"But, not at the demise of landscapes that enhance urban streets and parks."
Green said it was up to architects, designers and property owners to add to Tauranga's living spaces.
Christine Price and Tom Lehner said they were "extremely surprised, shocked and saddened to discover the council overturned its decision to retain a mature avocado tree solely to accommodate a driveway".
"This avocado tree feeds the native birdlife and surrounding community, including St Mary's school."
The Bettelheims said the tree removal would not have a significant impact in an established street with many mature trees and more recent plantings.
The couple said they ran a letter drop to 60 direct neighbours about their plans and commitment to replace the avocado tree. They had plenty of support but many of their supporters did not want to publicly provide their support, they said.
Submissions included several statements of support, or no objection, from other neighbours.
The Bettelheims said in their view, it was "extremely unfortunate that this issue has resulted in valuable council time being spent on the matter".

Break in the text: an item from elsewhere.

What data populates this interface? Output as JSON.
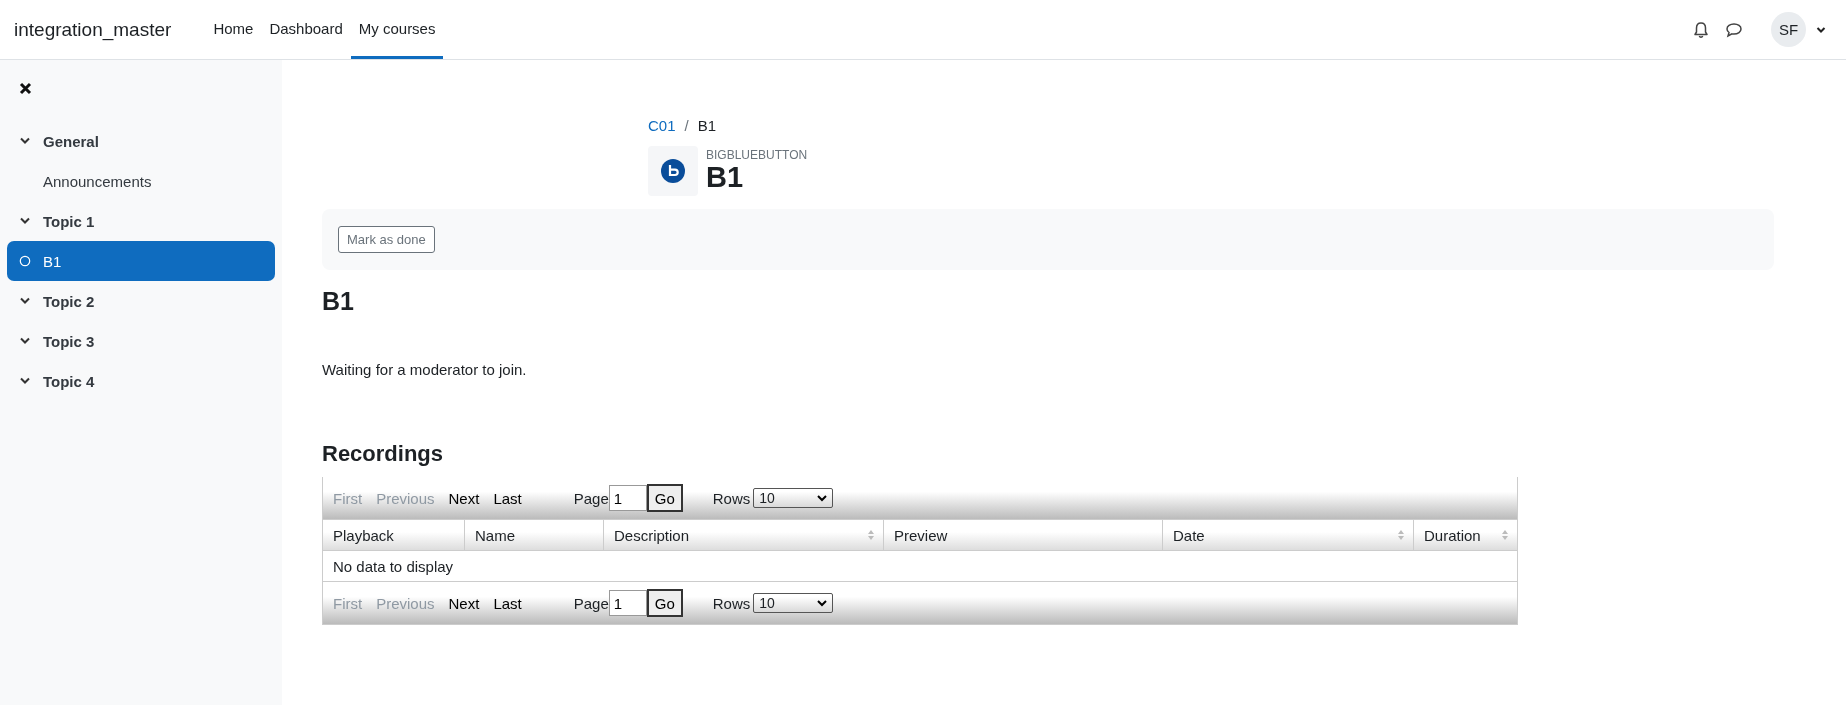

The issue will be deliberated on from 9.30am today at the council meeting in the city chambers.